» **Work request**
Whenever a line contains the string "专享折扣", copy it out of the entries.

----- Listed records -----

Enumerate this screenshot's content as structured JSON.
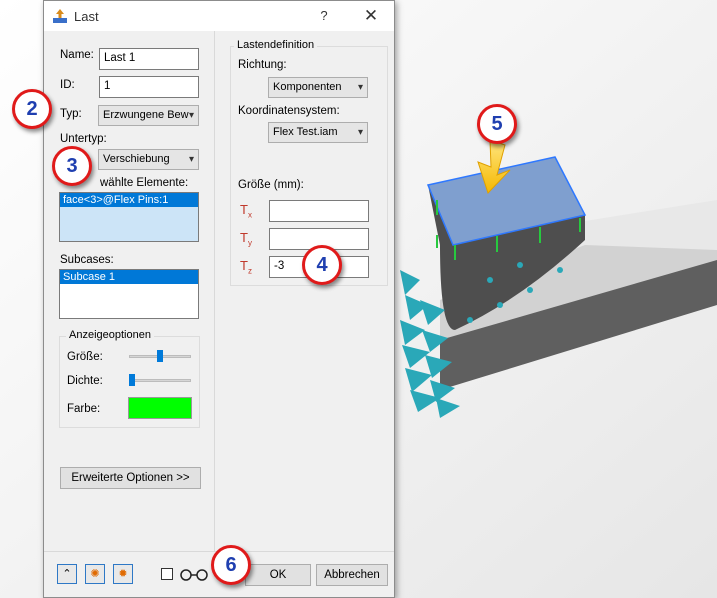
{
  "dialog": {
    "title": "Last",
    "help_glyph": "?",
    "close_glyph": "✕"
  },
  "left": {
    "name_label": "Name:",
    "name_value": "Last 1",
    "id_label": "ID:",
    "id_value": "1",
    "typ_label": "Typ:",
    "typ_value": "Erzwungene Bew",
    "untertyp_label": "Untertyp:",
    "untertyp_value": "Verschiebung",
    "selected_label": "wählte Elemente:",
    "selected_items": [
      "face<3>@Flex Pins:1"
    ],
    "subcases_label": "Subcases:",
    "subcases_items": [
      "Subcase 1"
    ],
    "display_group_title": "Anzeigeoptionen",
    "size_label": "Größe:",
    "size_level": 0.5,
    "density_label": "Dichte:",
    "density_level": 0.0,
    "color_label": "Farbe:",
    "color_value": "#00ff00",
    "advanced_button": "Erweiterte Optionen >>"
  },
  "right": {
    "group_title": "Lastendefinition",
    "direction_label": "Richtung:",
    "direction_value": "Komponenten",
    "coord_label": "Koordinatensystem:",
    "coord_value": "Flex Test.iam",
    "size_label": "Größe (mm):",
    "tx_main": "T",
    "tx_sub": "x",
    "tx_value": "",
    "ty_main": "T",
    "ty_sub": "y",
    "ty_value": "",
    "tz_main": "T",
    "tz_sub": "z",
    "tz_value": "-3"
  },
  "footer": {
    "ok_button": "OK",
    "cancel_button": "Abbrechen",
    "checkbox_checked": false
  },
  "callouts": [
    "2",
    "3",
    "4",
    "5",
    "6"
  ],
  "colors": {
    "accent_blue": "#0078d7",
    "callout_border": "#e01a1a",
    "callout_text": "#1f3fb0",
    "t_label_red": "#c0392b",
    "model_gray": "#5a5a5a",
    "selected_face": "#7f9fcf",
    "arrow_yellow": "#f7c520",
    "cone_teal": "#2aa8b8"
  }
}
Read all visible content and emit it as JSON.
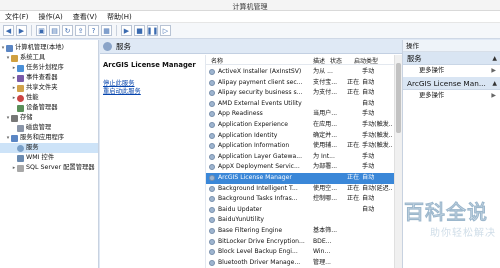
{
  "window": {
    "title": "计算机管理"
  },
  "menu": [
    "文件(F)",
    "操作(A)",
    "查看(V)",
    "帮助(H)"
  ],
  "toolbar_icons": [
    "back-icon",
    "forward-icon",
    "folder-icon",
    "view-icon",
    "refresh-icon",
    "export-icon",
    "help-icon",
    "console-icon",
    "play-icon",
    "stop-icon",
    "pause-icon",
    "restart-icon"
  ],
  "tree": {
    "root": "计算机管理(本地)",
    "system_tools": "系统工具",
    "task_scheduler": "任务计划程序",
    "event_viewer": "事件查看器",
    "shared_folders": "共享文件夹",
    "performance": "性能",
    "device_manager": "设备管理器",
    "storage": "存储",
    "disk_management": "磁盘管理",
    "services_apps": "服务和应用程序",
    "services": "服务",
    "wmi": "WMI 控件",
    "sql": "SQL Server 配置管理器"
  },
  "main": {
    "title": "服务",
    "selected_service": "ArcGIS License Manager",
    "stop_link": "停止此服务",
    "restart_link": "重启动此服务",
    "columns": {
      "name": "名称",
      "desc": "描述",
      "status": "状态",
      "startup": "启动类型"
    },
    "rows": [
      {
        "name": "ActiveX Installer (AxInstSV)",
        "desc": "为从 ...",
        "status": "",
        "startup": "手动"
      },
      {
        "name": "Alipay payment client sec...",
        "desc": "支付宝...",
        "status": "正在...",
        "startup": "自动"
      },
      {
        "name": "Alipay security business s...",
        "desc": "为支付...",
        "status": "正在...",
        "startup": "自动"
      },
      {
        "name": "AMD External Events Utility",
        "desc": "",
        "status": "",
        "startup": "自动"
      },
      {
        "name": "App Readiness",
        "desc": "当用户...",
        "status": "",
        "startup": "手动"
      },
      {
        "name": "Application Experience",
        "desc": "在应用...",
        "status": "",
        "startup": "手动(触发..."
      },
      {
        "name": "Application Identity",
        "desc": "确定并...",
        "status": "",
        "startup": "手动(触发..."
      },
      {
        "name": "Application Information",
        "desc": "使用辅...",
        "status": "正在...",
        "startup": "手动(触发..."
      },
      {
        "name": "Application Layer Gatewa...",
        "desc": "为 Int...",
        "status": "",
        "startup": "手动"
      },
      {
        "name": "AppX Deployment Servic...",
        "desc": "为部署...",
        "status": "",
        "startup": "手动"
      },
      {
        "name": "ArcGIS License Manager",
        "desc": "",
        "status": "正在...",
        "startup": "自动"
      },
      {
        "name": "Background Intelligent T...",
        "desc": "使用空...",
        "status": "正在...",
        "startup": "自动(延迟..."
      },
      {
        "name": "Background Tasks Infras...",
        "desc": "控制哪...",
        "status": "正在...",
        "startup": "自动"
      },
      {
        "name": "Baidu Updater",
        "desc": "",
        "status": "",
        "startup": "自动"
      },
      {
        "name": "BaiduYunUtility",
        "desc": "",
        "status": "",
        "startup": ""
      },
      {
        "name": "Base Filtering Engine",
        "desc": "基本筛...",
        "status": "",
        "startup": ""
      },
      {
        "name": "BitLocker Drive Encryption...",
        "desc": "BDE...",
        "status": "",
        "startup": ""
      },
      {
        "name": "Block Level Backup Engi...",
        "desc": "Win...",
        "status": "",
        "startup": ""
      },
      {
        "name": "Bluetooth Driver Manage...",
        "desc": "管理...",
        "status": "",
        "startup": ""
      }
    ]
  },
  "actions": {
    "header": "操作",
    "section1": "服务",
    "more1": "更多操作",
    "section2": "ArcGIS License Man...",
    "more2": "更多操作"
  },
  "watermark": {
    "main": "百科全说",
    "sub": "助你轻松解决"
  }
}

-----
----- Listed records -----

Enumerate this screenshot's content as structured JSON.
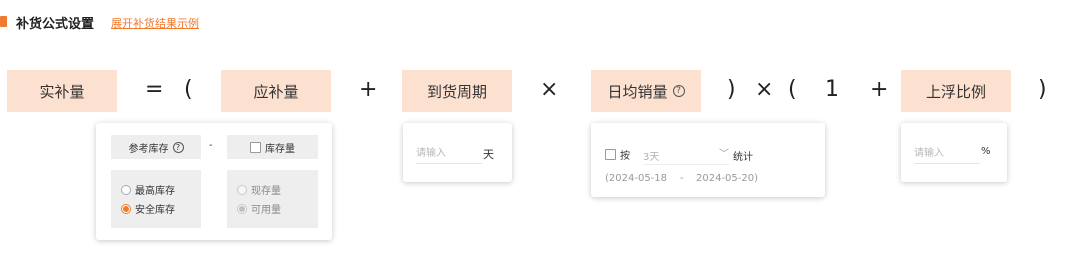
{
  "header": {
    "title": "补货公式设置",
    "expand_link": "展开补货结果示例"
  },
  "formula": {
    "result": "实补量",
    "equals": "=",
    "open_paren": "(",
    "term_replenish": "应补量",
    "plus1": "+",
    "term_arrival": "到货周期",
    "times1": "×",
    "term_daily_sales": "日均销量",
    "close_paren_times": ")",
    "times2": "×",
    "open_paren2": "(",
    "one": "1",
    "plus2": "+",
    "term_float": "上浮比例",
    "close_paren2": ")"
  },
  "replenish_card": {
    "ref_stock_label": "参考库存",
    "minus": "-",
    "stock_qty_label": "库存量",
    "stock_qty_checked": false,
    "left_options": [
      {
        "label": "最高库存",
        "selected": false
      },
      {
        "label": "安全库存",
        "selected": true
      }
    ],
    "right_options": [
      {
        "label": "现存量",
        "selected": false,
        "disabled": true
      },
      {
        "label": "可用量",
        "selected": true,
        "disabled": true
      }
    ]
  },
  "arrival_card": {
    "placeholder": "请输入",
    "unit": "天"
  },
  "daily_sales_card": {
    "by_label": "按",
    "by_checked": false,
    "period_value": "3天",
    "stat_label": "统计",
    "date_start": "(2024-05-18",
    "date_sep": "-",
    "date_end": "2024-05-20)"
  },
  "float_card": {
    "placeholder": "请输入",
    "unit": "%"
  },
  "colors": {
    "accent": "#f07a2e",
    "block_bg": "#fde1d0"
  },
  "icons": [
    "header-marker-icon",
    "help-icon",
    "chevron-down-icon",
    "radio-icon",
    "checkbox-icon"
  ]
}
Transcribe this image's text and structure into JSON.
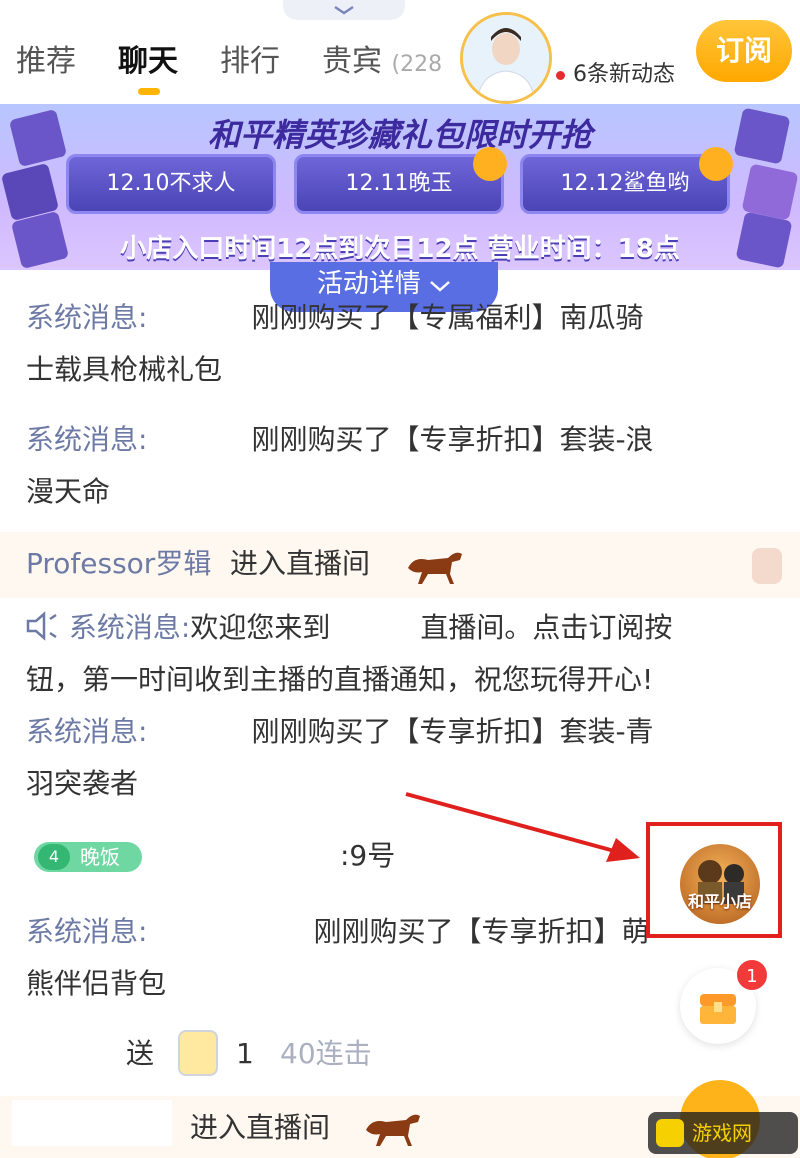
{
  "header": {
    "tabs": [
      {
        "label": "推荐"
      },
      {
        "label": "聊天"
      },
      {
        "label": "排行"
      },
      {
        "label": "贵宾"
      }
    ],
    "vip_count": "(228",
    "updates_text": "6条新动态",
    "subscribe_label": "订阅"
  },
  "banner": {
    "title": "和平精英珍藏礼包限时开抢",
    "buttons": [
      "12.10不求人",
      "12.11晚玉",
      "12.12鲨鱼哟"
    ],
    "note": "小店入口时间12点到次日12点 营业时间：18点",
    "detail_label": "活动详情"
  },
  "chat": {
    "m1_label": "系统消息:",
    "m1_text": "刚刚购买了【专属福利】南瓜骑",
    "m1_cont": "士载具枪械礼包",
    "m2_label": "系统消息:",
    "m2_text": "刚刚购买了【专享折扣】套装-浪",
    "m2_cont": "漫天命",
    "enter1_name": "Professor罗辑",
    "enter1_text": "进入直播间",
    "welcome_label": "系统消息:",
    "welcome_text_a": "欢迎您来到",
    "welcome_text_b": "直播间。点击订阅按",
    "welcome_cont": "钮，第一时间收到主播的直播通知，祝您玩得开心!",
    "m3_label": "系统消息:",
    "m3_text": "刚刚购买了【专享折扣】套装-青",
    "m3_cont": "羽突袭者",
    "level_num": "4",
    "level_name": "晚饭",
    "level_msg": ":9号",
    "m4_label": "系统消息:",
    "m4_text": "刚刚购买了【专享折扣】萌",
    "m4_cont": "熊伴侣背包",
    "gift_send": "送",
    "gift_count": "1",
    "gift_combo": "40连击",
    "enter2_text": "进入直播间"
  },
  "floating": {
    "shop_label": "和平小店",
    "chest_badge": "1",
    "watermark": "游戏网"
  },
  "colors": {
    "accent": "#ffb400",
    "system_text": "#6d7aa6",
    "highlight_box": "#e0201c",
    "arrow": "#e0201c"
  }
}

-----
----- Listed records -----

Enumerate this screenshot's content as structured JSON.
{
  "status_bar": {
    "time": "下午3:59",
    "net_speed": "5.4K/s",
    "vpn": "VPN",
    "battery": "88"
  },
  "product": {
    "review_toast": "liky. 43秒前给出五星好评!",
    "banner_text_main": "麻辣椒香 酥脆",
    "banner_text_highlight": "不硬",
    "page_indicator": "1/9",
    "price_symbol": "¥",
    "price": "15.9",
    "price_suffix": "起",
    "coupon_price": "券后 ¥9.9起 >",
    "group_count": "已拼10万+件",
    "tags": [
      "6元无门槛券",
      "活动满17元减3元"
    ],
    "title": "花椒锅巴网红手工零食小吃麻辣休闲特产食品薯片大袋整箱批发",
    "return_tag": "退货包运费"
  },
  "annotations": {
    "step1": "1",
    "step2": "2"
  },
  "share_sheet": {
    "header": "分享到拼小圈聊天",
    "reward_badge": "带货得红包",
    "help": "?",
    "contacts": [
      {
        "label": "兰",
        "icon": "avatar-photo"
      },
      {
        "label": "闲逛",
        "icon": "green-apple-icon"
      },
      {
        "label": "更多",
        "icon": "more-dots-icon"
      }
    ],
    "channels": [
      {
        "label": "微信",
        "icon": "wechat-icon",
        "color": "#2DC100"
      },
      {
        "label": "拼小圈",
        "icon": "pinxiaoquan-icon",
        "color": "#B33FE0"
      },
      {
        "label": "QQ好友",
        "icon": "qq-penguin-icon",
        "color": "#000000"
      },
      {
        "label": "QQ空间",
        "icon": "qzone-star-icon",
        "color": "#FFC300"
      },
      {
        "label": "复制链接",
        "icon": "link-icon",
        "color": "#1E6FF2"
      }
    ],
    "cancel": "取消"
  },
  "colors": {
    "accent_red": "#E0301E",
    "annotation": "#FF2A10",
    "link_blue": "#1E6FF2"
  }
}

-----

» **Task output**
    "m2_text": "刚刚购买了【专享折扣】套装-浪",
    "m3_text": "刚刚购买了【专享折扣】套装-青",
    "m4_text": "刚刚购买了【专享折扣】萌",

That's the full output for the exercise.